Sister Marie Lorraine Bruno, I.H.M.

This month of March we think about the past year of COVID with all its dangers and the havoc it has brought to our lives, and I try to understand what God is telling us. I believe there is a message that should give us hope.

My first consideration is a definition of pandemic: I turned to Miriam-Webster. As an adjective, a pandemic is an “occurrence over a wide geographic area (such as multiple countries or continents) and typically affecting a significant proportion of its population;” as a noun it is “an outbreak … of sudden rapid growth or development.” This we know from experience.

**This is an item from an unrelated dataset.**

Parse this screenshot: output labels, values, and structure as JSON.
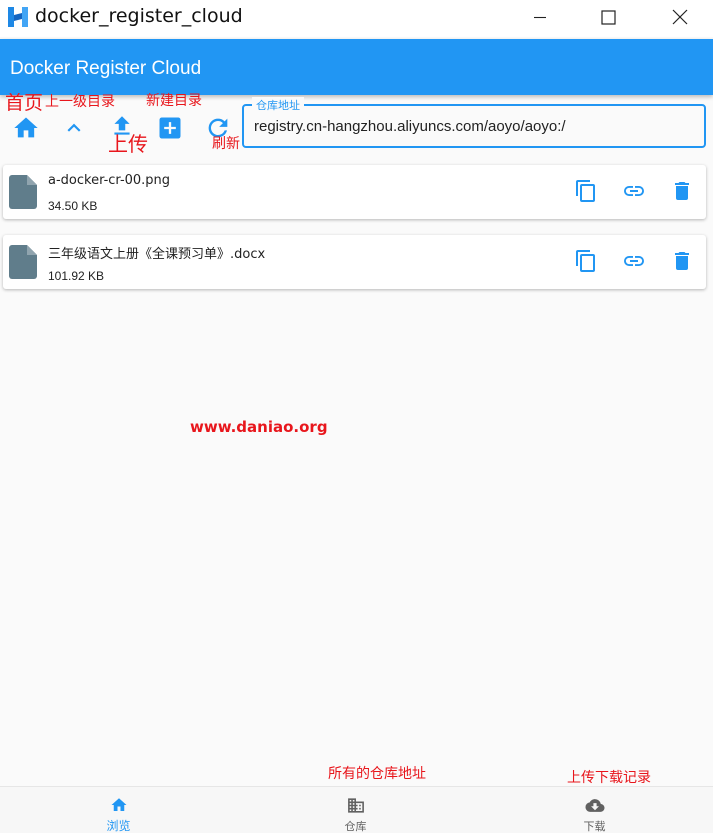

Our present world is changing rapidly. We tend to live in isolation. COVID is contagious so no longer do we shake hands. Indeed, as a Francophile I have read that the French are beginning to forego the bise, the kiss given on the cheeks, sometimes multiple times depending upon the degree of friendship!

We keep a six-foot distance from others in stores, classrooms, workplaces, restaurants and sometimes with plastic shields! We no longer have large gatherings. Weddings, anniversaries and other celebrations are now held virtually.


There are so many changes in our daily lives, too numerous for a listing here. And these changes will probably remain whenever the pandemic has run its course.

Has the pandemic brought positive considerations? Yes! Pope Francis reminds us that “fraternity is more durable than fratricide.”

I look to Scripture. So often Jesus said: “Be not afraid. I am with you.” I turn to my neighbor and embrace him or her. Together, with Jesus, my neighbor and I, we can face the future. I turn to prayer knowing it is efficacious.

It is to St. Joseph that I pray. Why? Because he too faced a pandemic — Herod who was scourging the city. To protect Jesus and Mary he fled with them to safety. I ask him to protect us and help us to be hope-filled. For COVID, too, shall pass.

Guardian of the Child Jesus, guard us. As you protected him, protect us and guide us so that we will live holy lives.


Sister Marie Lorraine Bruno, I.H.M., is professor emerita in the Department of Art, Languages and Literature at Immaculata University.